Exercise details -> Your response should contain each line of the data that includes "çevirin".

○ ○ ○ ○ ○

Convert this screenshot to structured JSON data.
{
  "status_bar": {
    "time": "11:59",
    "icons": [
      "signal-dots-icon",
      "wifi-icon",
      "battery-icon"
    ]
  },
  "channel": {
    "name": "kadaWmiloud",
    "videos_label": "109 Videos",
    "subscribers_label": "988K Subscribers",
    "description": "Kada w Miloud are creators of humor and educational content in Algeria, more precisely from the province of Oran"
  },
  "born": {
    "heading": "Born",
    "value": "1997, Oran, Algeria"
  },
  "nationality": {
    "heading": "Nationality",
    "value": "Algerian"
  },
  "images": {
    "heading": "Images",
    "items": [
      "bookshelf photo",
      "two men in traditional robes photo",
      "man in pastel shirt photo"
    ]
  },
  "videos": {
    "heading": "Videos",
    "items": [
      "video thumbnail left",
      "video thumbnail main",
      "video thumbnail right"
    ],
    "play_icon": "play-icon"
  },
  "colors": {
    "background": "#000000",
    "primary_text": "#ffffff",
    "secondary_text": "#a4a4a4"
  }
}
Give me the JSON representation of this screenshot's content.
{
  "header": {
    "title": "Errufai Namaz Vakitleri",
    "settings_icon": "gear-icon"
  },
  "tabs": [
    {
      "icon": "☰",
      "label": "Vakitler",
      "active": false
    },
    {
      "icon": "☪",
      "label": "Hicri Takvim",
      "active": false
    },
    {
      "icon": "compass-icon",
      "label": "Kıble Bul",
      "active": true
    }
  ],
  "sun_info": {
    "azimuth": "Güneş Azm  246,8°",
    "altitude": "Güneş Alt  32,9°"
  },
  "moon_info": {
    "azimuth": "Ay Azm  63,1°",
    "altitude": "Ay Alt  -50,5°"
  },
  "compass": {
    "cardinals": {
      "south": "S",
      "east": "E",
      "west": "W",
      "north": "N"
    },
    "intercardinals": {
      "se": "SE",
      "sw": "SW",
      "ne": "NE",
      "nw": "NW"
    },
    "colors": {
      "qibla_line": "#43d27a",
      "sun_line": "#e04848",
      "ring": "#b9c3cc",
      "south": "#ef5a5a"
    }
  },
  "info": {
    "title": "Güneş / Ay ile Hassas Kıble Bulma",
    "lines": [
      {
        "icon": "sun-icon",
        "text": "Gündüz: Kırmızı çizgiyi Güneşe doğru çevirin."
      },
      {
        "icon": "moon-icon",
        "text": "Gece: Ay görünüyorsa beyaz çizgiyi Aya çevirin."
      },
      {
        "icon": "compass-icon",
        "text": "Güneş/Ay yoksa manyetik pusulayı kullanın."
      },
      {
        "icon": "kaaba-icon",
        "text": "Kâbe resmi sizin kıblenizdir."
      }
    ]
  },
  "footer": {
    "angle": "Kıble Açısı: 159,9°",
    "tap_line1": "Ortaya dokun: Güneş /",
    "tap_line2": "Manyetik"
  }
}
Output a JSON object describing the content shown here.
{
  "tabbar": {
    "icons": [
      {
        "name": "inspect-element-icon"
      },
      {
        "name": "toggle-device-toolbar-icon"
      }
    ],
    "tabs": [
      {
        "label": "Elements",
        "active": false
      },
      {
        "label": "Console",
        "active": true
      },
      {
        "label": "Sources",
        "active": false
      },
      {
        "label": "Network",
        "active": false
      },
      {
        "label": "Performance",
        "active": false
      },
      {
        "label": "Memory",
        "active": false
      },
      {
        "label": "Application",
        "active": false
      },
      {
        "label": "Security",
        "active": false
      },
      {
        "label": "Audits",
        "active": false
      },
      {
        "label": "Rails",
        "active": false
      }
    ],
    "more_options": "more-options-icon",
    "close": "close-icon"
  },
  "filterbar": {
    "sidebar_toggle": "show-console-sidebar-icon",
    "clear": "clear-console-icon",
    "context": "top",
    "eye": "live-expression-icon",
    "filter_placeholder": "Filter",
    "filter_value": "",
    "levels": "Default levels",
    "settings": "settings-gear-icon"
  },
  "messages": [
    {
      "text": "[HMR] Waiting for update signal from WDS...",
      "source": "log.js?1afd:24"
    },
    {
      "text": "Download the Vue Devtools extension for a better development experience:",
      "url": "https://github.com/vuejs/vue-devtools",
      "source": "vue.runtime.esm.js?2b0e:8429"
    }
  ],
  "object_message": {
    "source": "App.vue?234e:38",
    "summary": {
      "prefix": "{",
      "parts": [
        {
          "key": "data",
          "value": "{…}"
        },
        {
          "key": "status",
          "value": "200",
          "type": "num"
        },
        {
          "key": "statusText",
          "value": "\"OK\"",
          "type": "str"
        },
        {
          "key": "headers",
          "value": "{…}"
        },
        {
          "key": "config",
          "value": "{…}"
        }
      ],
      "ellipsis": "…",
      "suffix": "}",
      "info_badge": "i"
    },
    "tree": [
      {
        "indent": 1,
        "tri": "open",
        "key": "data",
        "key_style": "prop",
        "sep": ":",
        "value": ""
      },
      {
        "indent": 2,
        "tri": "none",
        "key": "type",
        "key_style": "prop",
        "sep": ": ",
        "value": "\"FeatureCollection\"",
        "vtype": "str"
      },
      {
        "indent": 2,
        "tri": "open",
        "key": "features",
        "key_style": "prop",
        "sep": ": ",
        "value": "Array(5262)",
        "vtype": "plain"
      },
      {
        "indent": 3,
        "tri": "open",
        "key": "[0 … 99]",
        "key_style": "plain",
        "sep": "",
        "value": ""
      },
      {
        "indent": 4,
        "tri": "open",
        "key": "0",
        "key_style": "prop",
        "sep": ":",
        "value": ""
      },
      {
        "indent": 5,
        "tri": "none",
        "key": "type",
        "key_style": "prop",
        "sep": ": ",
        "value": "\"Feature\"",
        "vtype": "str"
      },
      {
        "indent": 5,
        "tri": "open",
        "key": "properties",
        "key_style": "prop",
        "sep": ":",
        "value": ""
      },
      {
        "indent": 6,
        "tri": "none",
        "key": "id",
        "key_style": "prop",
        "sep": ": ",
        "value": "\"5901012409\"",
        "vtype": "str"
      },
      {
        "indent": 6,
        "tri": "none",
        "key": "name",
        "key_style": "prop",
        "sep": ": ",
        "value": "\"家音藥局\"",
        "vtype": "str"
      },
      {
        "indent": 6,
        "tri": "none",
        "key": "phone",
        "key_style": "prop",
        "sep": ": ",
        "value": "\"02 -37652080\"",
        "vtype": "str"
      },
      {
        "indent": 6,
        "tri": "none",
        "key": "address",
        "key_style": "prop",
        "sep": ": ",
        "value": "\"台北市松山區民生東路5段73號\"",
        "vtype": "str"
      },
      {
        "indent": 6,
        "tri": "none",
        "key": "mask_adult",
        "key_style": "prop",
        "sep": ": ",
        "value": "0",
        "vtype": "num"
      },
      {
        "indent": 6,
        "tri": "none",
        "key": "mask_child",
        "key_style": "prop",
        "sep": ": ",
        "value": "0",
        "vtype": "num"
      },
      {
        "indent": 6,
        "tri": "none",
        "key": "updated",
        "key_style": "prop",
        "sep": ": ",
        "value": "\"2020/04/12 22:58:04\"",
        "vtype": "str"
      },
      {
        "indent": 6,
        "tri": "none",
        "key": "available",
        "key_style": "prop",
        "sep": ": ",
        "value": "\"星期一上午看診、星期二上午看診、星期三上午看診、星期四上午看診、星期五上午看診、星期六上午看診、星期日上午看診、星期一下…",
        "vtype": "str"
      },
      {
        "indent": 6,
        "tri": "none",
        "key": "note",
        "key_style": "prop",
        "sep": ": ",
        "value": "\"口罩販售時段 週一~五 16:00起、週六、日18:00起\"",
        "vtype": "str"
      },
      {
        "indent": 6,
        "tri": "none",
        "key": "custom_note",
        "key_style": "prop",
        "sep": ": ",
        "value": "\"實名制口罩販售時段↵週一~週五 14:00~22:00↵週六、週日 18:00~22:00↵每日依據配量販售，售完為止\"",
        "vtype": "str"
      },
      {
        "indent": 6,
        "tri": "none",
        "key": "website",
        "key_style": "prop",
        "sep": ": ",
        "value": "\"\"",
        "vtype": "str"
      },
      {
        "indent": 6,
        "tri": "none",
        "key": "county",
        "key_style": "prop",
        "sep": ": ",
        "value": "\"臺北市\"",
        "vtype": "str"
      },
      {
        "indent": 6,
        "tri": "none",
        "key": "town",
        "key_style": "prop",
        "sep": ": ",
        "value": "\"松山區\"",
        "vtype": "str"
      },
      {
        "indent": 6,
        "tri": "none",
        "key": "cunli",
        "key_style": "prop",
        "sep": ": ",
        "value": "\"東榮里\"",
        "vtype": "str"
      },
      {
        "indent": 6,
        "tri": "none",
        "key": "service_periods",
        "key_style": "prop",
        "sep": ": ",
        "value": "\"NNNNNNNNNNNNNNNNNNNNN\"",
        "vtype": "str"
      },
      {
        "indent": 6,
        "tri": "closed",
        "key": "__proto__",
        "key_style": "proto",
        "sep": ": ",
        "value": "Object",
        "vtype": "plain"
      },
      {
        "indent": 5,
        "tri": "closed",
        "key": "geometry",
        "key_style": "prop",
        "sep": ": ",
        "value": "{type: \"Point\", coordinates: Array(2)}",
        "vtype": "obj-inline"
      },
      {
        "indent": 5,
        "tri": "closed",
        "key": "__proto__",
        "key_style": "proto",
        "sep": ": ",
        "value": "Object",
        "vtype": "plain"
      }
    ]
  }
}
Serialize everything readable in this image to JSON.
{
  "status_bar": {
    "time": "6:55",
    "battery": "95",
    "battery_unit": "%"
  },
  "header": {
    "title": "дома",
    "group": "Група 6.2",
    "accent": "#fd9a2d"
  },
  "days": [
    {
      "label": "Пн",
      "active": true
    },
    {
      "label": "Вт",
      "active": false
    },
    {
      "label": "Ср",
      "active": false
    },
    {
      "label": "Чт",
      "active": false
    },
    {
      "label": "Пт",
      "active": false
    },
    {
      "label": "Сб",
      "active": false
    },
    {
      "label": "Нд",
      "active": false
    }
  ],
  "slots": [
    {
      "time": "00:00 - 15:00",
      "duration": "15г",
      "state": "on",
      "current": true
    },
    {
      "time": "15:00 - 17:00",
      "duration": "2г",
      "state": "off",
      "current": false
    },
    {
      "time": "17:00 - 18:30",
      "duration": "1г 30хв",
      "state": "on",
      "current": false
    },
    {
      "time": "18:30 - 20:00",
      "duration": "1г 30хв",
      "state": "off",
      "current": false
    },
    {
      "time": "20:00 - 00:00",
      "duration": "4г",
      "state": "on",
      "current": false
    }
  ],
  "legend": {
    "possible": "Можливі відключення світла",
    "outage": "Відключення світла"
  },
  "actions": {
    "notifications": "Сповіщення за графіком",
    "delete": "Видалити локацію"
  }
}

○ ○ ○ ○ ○

Response below ->
        "text": "Gündüz: Kırmızı çizgiyi Güneşe doğru çevirin."
        "text": "Gece: Ay görünüyorsa beyaz çizgiyi Aya çevirin."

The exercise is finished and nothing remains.